A U.S. Army reservist in Charlotte was convicted Thursday by a federal jury on six counts of sex trafficking, according to a press release from the Department of Justice.
Xaver Boston is 29 and from Charlotte. He served in the U.S. Army as a reserve military policeman.
During the trial, three victims revealed that Boston operated an extensive sex trafficking scheme in the Charlotte area from 2012 to September of 2017.
Boston recruited the victims, young women and one teen who were all struggling with drug addiction, by promising them housing and drugs to feed their addictions. Boston advertised them online for prostitution and collected the proceeds himself.
“The defendant in this case preyed upon young vulnerable women, exploiting their drug addictions and forcing them to engage in prostitution for his own profit,” said Acting Assistant Attorney General Gore.
In order to coerce the victims into prostitution, Boston would withhold their drugs, causing them to go into excruciatingly painful withdrawal periods. Other evidence at the trial showed Boston also resorted to violence to control his victims. In one case he used a pistol to hit one victim in the face, breaking her nose.

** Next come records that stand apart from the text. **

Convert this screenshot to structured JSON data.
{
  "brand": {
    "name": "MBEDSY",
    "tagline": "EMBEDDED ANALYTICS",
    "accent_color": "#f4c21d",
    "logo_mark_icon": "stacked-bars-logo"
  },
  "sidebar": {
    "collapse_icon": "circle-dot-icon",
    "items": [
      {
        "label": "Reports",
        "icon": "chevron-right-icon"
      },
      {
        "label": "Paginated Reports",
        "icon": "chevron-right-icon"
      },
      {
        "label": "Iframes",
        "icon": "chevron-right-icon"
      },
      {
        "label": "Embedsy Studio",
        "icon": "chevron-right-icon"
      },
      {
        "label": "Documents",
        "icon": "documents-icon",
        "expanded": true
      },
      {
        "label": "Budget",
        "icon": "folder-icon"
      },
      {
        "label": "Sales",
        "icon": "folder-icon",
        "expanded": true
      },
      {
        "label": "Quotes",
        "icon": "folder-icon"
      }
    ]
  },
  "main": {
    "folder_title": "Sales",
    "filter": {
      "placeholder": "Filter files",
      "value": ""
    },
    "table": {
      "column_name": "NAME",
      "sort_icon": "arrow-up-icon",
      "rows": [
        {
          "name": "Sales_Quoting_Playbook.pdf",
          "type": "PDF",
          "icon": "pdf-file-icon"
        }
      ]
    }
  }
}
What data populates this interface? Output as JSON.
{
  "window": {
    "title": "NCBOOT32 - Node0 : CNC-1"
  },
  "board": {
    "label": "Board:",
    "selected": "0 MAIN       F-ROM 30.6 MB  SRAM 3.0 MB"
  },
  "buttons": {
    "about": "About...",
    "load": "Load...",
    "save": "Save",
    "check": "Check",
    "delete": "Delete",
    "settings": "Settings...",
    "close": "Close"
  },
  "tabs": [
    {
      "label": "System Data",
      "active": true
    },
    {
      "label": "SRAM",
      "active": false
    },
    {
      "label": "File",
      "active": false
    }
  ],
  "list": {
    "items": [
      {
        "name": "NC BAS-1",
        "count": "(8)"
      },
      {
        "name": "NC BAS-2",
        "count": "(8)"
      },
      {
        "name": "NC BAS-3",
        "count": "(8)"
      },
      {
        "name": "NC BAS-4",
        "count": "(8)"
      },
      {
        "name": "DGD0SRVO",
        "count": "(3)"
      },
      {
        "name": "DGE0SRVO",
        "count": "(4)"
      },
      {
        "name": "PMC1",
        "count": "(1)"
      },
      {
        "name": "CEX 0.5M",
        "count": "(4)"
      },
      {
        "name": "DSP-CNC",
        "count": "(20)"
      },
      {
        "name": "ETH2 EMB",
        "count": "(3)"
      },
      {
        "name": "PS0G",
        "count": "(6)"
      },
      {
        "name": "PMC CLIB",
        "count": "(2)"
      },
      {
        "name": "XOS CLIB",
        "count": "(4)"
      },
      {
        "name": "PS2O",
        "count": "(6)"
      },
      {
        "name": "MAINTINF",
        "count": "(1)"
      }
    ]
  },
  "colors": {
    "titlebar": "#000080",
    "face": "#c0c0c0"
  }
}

“Xaver Boston promised his victims a better life, instead he robbed them of their civil rights and freedom to make a profit, now he will pay the price,” said John Strong, Special Agent in Charge of the FBI in North Carolina.
Boston was found guilty of six counts of sex trafficking and one count of using an interstate facility to promote a prostitution enterprise.
He has not yet been sentenced. Each sex trafficking charge carries a minimum sentence of 15 years in prison and a maximum sentence of life, mandatory restitution and a $250,000 fine.